(EXTRACTED INFORMATION begins)

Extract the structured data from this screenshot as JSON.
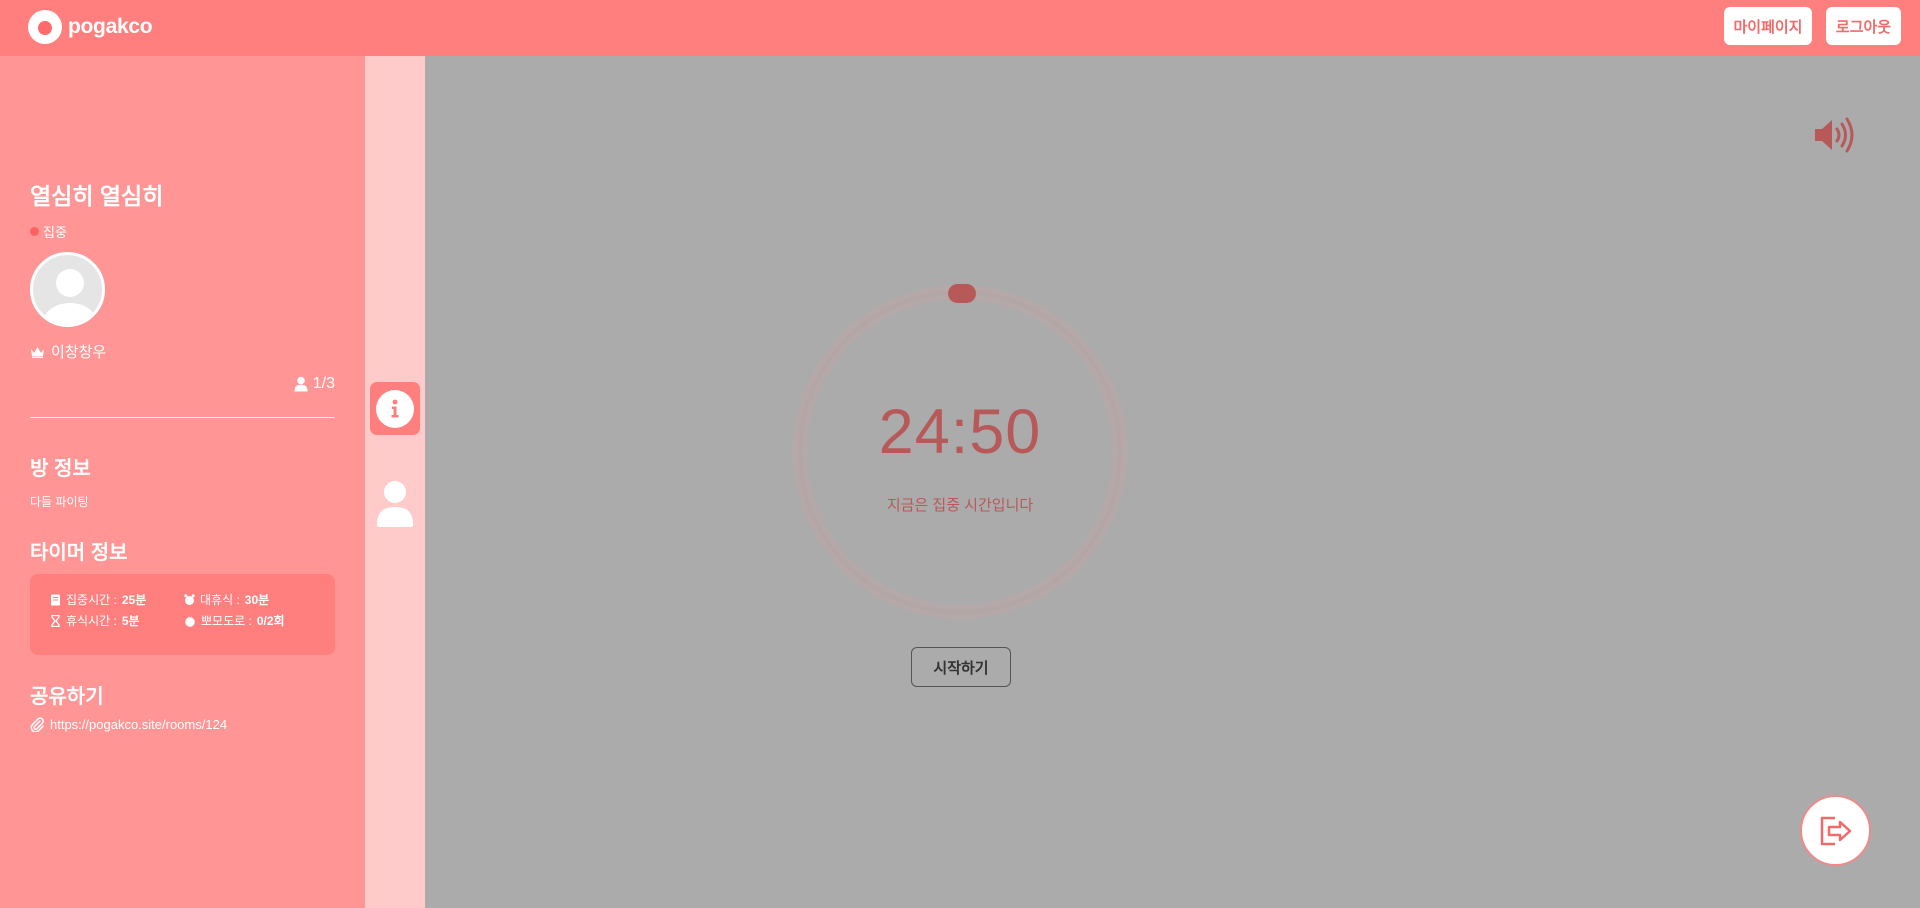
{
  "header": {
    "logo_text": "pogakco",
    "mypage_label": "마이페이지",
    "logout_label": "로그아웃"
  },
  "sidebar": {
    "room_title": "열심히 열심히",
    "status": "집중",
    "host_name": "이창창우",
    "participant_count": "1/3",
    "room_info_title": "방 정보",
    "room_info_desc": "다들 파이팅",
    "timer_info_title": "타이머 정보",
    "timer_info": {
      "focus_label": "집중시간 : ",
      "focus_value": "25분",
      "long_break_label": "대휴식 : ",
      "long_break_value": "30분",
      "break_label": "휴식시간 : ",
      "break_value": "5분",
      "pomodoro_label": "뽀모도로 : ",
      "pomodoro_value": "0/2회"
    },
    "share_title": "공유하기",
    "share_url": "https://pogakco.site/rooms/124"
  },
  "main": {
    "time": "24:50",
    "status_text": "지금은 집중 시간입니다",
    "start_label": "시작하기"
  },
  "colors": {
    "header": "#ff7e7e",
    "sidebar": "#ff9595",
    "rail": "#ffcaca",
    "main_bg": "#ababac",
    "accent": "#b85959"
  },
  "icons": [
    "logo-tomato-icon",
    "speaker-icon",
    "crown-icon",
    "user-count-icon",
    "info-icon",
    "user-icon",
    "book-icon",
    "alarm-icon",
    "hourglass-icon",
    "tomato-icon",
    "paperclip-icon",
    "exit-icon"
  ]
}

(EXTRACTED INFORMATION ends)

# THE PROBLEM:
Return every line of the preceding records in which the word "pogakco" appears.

# THE COMPLETED TASK:
    "logo_text": "pogakco",
    "share_url": "https://pogakco.site/rooms/124"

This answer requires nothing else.